What you will do: Repeat each entry as written and leave the images out of the copy.

[Records to process — start]

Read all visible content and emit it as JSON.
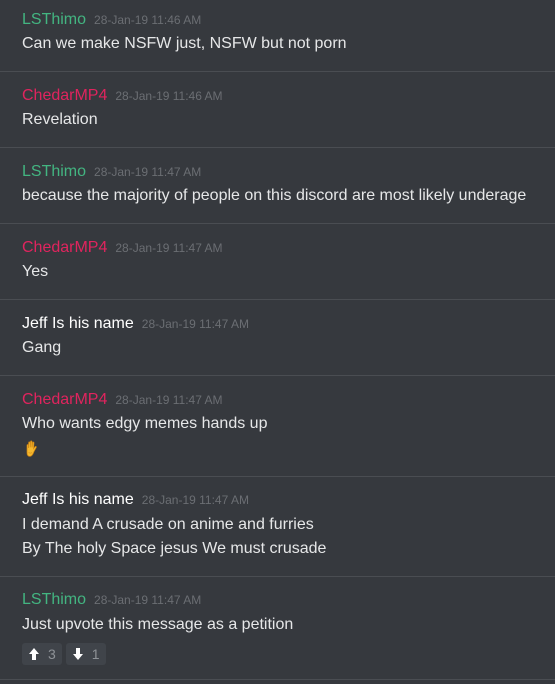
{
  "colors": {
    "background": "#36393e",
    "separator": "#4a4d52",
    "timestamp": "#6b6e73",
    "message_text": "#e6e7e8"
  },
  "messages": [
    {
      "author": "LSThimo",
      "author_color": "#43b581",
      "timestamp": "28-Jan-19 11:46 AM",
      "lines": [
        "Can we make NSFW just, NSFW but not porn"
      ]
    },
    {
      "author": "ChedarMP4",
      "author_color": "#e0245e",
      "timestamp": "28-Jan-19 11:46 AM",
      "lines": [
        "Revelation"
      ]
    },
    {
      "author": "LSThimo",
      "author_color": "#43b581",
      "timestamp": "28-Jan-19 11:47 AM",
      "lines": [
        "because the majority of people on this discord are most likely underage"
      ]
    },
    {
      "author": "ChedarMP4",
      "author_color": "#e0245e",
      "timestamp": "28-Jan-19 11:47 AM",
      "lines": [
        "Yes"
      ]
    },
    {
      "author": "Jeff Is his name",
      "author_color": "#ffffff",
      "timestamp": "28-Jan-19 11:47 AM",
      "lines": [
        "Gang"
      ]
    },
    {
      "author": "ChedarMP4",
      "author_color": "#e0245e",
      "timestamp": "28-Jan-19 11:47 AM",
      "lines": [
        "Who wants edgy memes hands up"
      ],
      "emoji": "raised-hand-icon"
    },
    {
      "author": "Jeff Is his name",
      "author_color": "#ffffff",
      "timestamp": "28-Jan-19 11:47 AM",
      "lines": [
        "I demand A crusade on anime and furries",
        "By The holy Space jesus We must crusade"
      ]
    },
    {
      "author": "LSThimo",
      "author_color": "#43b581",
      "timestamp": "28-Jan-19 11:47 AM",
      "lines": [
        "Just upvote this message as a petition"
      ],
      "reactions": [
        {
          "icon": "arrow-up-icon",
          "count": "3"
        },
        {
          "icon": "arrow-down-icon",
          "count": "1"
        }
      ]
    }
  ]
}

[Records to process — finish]

Output of the exercise:
Read all visible content and emit it as JSON.
{
  "colors": {
    "background": "#36393e",
    "separator": "#4a4d52",
    "timestamp": "#6b6e73",
    "message_text": "#e6e7e8"
  },
  "messages": [
    {
      "author": "LSThimo",
      "author_color": "#43b581",
      "timestamp": "28-Jan-19 11:46 AM",
      "lines": [
        "Can we make NSFW just, NSFW but not porn"
      ]
    },
    {
      "author": "ChedarMP4",
      "author_color": "#e0245e",
      "timestamp": "28-Jan-19 11:46 AM",
      "lines": [
        "Revelation"
      ]
    },
    {
      "author": "LSThimo",
      "author_color": "#43b581",
      "timestamp": "28-Jan-19 11:47 AM",
      "lines": [
        "because the majority of people on this discord are most likely underage"
      ]
    },
    {
      "author": "ChedarMP4",
      "author_color": "#e0245e",
      "timestamp": "28-Jan-19 11:47 AM",
      "lines": [
        "Yes"
      ]
    },
    {
      "author": "Jeff Is his name",
      "author_color": "#ffffff",
      "timestamp": "28-Jan-19 11:47 AM",
      "lines": [
        "Gang"
      ]
    },
    {
      "author": "ChedarMP4",
      "author_color": "#e0245e",
      "timestamp": "28-Jan-19 11:47 AM",
      "lines": [
        "Who wants edgy memes hands up"
      ],
      "emoji": "raised-hand-icon"
    },
    {
      "author": "Jeff Is his name",
      "author_color": "#ffffff",
      "timestamp": "28-Jan-19 11:47 AM",
      "lines": [
        "I demand A crusade on anime and furries",
        "By The holy Space jesus We must crusade"
      ]
    },
    {
      "author": "LSThimo",
      "author_color": "#43b581",
      "timestamp": "28-Jan-19 11:47 AM",
      "lines": [
        "Just upvote this message as a petition"
      ],
      "reactions": [
        {
          "icon": "arrow-up-icon",
          "count": "3"
        },
        {
          "icon": "arrow-down-icon",
          "count": "1"
        }
      ]
    }
  ]
}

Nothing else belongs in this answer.